§ YOUR OBJECTIVE
Once you have checked each line below, report only the number of lines that contain the word "Substituição".

----- RECORDED DATA -----

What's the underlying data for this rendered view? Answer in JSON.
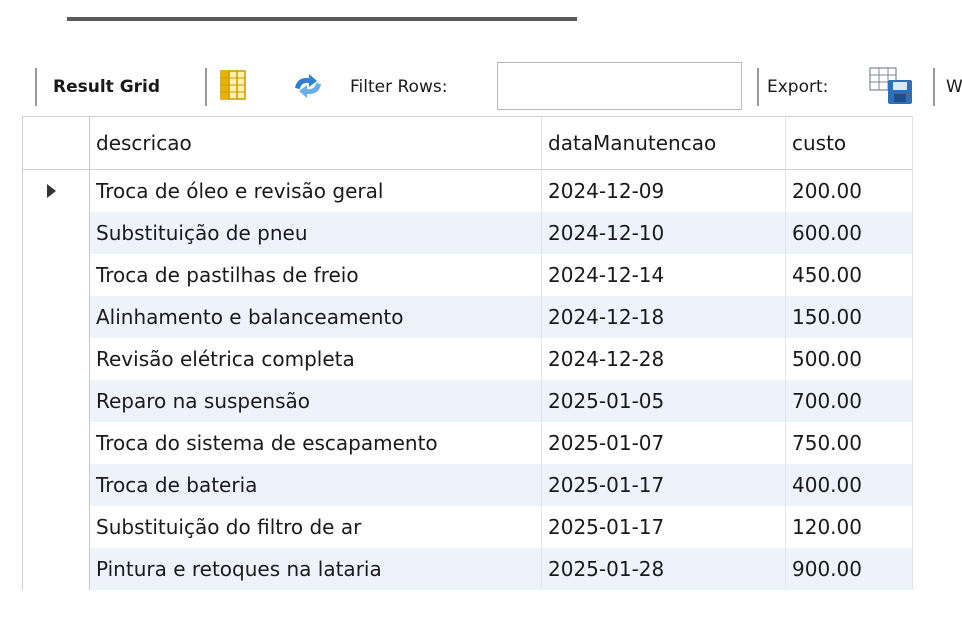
{
  "toolbar": {
    "result_grid_label": "Result Grid",
    "filter_label": "Filter Rows:",
    "filter_value": "",
    "export_label": "Export:",
    "wrap_label": "W"
  },
  "grid": {
    "columns": [
      "descricao",
      "dataManutencao",
      "custo"
    ],
    "rows": [
      [
        "Troca de óleo e revisão geral",
        "2024-12-09",
        "200.00"
      ],
      [
        "Substituição de pneu",
        "2024-12-10",
        "600.00"
      ],
      [
        "Troca de pastilhas de freio",
        "2024-12-14",
        "450.00"
      ],
      [
        "Alinhamento e balanceamento",
        "2024-12-18",
        "150.00"
      ],
      [
        "Revisão elétrica completa",
        "2024-12-28",
        "500.00"
      ],
      [
        "Reparo na suspensão",
        "2025-01-05",
        "700.00"
      ],
      [
        "Troca do sistema de escapamento",
        "2025-01-07",
        "750.00"
      ],
      [
        "Troca de bateria",
        "2025-01-17",
        "400.00"
      ],
      [
        "Substituição do filtro de ar",
        "2025-01-17",
        "120.00"
      ],
      [
        "Pintura e retoques na lataria",
        "2025-01-28",
        "900.00"
      ]
    ]
  },
  "colors": {
    "row_alt": "#eef3fb",
    "row_base": "#ffffff",
    "icon_blue": "#2f7fd3",
    "icon_yellow": "#e8b400"
  }
}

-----

§ RESPONSE FOR THIS EXERCISE
2